The records follow. Copy them exactly, but omit the pictures.
BEGIN RECORDS FOR THE EXERCISE
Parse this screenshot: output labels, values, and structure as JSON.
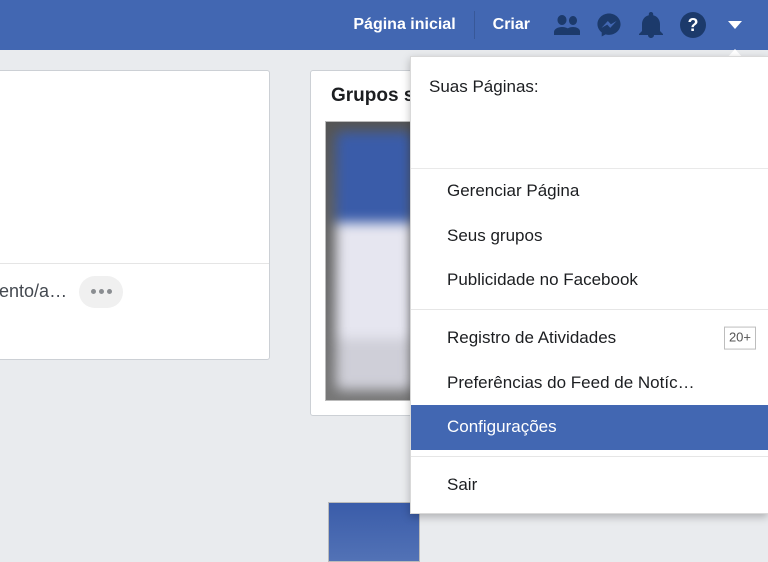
{
  "topbar": {
    "home_label": "Página inicial",
    "create_label": "Criar"
  },
  "left_panel": {
    "truncated_text": "Sentimento/a…"
  },
  "right_panel": {
    "heading": "Grupos s"
  },
  "dropdown": {
    "header": "Suas Páginas:",
    "items": [
      {
        "label": "Gerenciar Página"
      },
      {
        "label": "Seus grupos"
      },
      {
        "label": "Publicidade no Facebook"
      },
      {
        "label": "Registro de Atividades",
        "badge": "20+"
      },
      {
        "label": "Preferências do Feed de Notíc…"
      },
      {
        "label": "Configurações"
      },
      {
        "label": "Sair"
      }
    ]
  }
}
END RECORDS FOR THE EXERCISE
FINAL ANSWER:
Parse this screenshot: output labels, values, and structure as JSON.
{
  "topbar": {
    "home_label": "Página inicial",
    "create_label": "Criar"
  },
  "left_panel": {
    "truncated_text": "Sentimento/a…"
  },
  "right_panel": {
    "heading": "Grupos s"
  },
  "dropdown": {
    "header": "Suas Páginas:",
    "items": [
      {
        "label": "Gerenciar Página"
      },
      {
        "label": "Seus grupos"
      },
      {
        "label": "Publicidade no Facebook"
      },
      {
        "label": "Registro de Atividades",
        "badge": "20+"
      },
      {
        "label": "Preferências do Feed de Notíc…"
      },
      {
        "label": "Configurações"
      },
      {
        "label": "Sair"
      }
    ]
  }
}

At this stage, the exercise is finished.